**TASK TO COMPLETE**
Search the data for the string "title" and copy each line where it turns up.

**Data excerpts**
- - -
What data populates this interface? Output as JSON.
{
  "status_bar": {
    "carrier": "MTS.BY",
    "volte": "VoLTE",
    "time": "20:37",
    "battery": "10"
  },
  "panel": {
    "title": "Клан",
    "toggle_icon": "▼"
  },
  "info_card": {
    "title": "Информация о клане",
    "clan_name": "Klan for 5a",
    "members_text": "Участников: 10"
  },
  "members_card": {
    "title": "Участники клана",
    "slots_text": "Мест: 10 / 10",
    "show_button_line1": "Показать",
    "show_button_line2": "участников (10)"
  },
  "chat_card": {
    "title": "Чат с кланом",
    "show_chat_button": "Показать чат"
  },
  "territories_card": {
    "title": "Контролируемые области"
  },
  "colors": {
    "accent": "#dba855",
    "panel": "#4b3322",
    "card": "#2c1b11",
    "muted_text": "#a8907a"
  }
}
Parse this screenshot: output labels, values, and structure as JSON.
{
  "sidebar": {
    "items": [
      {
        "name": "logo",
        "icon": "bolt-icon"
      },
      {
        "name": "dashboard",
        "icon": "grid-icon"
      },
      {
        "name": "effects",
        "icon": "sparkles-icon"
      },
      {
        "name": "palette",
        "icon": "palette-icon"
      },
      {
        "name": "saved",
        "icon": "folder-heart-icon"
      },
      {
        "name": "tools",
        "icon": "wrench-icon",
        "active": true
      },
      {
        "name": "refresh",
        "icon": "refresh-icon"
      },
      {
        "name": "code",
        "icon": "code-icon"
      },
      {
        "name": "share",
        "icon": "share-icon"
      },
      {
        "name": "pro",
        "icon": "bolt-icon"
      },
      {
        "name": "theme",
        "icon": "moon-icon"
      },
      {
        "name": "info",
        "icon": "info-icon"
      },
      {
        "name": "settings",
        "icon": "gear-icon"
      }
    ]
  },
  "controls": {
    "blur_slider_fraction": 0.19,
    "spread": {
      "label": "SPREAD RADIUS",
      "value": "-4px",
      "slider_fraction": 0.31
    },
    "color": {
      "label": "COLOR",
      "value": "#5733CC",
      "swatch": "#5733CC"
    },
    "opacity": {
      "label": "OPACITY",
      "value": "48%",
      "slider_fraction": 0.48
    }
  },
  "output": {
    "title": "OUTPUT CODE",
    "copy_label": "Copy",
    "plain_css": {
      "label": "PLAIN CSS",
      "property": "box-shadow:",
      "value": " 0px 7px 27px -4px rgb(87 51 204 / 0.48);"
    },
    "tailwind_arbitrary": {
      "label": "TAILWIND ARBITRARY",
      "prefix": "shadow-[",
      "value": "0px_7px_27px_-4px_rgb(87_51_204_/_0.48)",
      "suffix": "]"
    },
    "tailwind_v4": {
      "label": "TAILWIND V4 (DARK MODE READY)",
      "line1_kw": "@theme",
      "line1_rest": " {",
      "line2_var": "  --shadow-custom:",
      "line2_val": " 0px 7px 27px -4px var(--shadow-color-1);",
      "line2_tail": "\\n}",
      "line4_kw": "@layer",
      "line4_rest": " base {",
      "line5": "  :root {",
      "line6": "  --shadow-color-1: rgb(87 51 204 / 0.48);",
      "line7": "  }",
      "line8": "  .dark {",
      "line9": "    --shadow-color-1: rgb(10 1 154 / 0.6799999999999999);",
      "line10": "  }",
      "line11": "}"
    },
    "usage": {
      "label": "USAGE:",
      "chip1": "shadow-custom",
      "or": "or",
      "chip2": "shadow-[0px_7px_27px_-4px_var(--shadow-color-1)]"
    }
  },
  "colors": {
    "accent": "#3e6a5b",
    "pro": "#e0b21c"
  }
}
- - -
**SOLUTION FOR THIS PROBLEM**
    "title": "Клан",
    "title": "Информация о клане",
    "title": "Участники клана",
    "title": "Чат с кланом",
    "title": "Контролируемые области"
    "title": "OUTPUT CODE",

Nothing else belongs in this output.